4. Don’t forget about education
As Joanna Fennell, VP, Global HR Business Partner at Flex, told us: “education is critical.” Often, organizations will think they’re creating an inclusive environment but because we all view the world through such different lenses, this may not actually be the case. “We need to understand what other people’s lived experiences are in order to comprehend difference.” This stems from education. And it must be active learning. So whether there’s measurable, individual goals around it or group dialogues, this all encourages more perspective and can aid in the creation of a safer work environment.
5. Teaching leaders to be accountable
Leaders have to become more accountable. But as Joanne Lockwood argues, this needs to be backed up with:
- Learning how to become a more supportive leader
We haven’t invested in leadership training in the way we have in other areas. And this is a mistake. Salma El-Wardany made the point that often there is an expectation that leaders just know everything, but often they have just evolved into the role without much guidance. So if psychological safety is to be made a priority, leaders must be sufficiently culturally conscious, have a working knowledge of DEI and be emotionally skilled. This then allows accountability and understanding to flourish.
6. Learn how to disagree well
It’s an oxymoron, but learning how to disagree well is a fundamental component of psychological safety. When talking about the work he does, Joe explained that he often focuses on some of the most difficult truths employees at all levels must communicate. He listed a few:
- Disagreeing with each other
- Sharing bad news
- Asking for help
- Admitting failure
- Sharing an idea
These are all potentially very risky topics, yet they’re also incredibly important. But if it’s not safe for these conversations to be had, they simply won’t happen. So let’s take disagreements for example, generally there are no written guidelines on how to disagree with someone in a company. There are no best practices or things to avoid. Joe advocates for organizations to start here. It’s an easy way to start building safety as it affects everyone. Having written instruction in this area can also help create traction in other areas and spur on more dialogue and action.
7. Become an interrupter

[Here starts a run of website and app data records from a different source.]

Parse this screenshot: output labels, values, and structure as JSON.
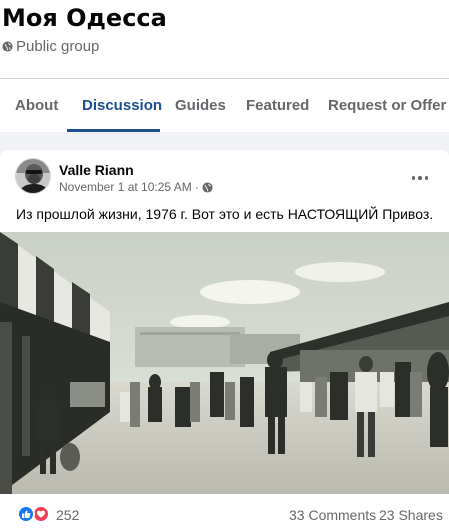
{
  "group": {
    "name": "Моя Одесса",
    "privacy_label": "Public group",
    "privacy_icon": "globe-icon"
  },
  "tabs": [
    {
      "label": "About",
      "active": false
    },
    {
      "label": "Discussion",
      "active": true
    },
    {
      "label": "Guides",
      "active": false
    },
    {
      "label": "Featured",
      "active": false
    },
    {
      "label": "Request or Offer Help",
      "active": false
    }
  ],
  "post": {
    "author": "Valle Riann",
    "timestamp": "November 1 at 10:25 AM",
    "separator": "·",
    "audience_icon": "globe-icon",
    "menu_icon": "more-options-icon",
    "text": "Из прошлой жизни, 1976 г. Вот это и есть НАСТОЯЩИЙ Привоз.",
    "photo_icon": "market-photo",
    "reactions": {
      "icons": [
        "like-icon",
        "love-icon"
      ],
      "count": "252",
      "comments": "33 Comments",
      "shares": "23 Shares"
    }
  },
  "colors": {
    "accent": "#1b4f8f",
    "secondary_text": "#65676b",
    "like": "#1877f2",
    "love": "#f33e58"
  }
}
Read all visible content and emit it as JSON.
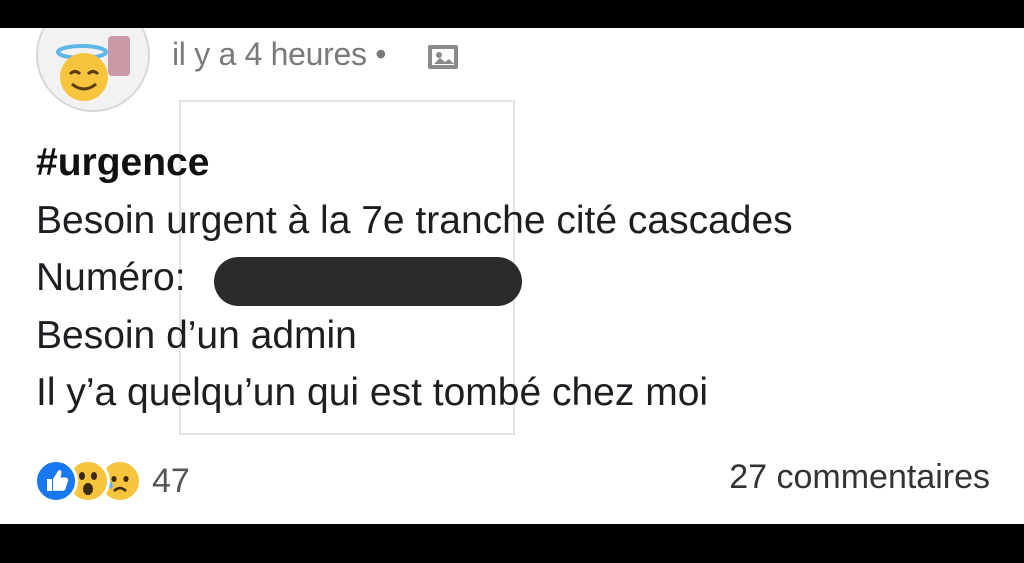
{
  "post": {
    "timestamp": "il y a 4 heures •",
    "privacy_icon": "photo-album-icon",
    "avatar_badge_icon": "smiling-face-with-halo-icon",
    "lines": {
      "hashtag": "#urgence",
      "line1": "Besoin urgent à la 7e tranche cité cascades",
      "line2": "Numéro:",
      "line3": "Besoin d’un admin",
      "line4": "Il y’a quelqu’un qui est tombé chez moi"
    }
  },
  "footer": {
    "reaction_icons": [
      "like-icon",
      "wow-icon",
      "sad-icon"
    ],
    "reaction_count": "47",
    "comments_label": "27 commentaires"
  },
  "colors": {
    "background": "#ffffff",
    "text": "#1c1e21",
    "muted": "#7a7a7a",
    "like_blue": "#1877f2",
    "emoji_yellow": "#f7c43d",
    "redaction": "#2b2b2b"
  }
}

In the spirit of creating safer spaces, Hallam Sargeant, the Chief Inclusion and Diversity Officer at Avanade, wants everyone to be an interrupter. He says that: “sometimes we’re waiting for an executive or an aspirational role model to lead and I think the more we can step up and be interrupters, the more we can build psychological safety.” Everyone can be an inclusion and diversity leader, it doesn’t just sit with HR or specific teams. The more we can normalize having uncomfortable conversations in the open, the faster we normalize the topics of discussion too. He mentioned that in Avanade, for example, they’re encouraging more conversations around anti-semetic behavior, Islamophobia, violence against Asian-Americans, mental health, bullying and menopause in the workplace. The aim is to create an open ecosystem where inclusion becomes everyone’s job and there is license to talk about it.